Love You Forever, with illustrations by Sheila McGraw, is Robert Munch's favourite among his own books, he told children via videoconference.

A world-famous author went out of his way to get up close and personal with children from three New Brunswick First Nations schools this week.

Robert Munsch, the Canadian author who wrote such children's classics as Love You Forever, Millicent and the Wind and Thomas' Snowsuit, appeared via videoconference at Eel Ground First Nation School outside Miramichi on Wednesday.

Peter MacDonald, principal at Eel Ground, said Munsch must truly love children.

"This cost us absolutely zilch, nada, nothing," MacDonald said. "[Munsch] paid the cost of the videoconference and he took time out, and the man is a busy man. That was very gracious."

MacDonald had been trying for two years to get the author to appear at his school, but Munsch gets about 2,000 speaking requests a year.

Eel Ground students and children from two other First Nations schools, Metepenagiag in Red Bank and Elsipogtog near Rexton, met Munsch halfway by opting for the videoconference.

The repetition in Munsch's narratives make them favourites for reading aloud. Students followed along, shouting well-known lines and giggling at the author's own manic and animated telling of the stories.

The children had the opportunity to ask the author questions on everything from where he lives— "A town called Guelph, close to Toronto, surrounded by a lot of farms with cows and chickens and corn and wheat," Munsch said— to his favourite of the almost 50 children's books he's published.

"I'd have to say Love You Forever is my favourite.
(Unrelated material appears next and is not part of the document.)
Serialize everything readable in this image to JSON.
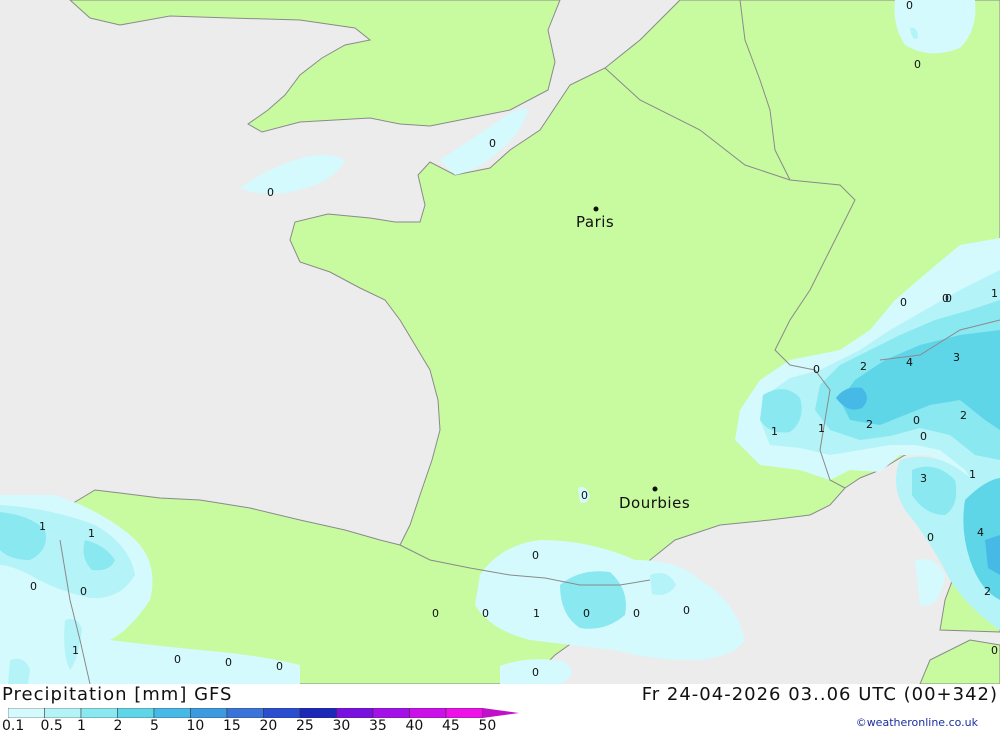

I like it the best," Munsch said.

The author led the assembly of about 100 in a round of the story's famous lullaby.

Munsch left a permanent impression on kids: principal

MacDonald said Munsch's style of storytelling ties in well with traditional teachings.

"Legends in the old days were told by a grandparent or parent, maybe about someone who got lost in a snowstorm, and how you should be careful," MacDonald said. "I think maybe the kids can see the parallel."

MacDonald said the experience has left a permanent impression on the kids.

"The looks on their faces —and you can see the excitement in them — they'll own Robert Munsch inside of them for the rest of their lives."

Munsch's visit can be heard on Eel Ground School's podcast, posted on the school website.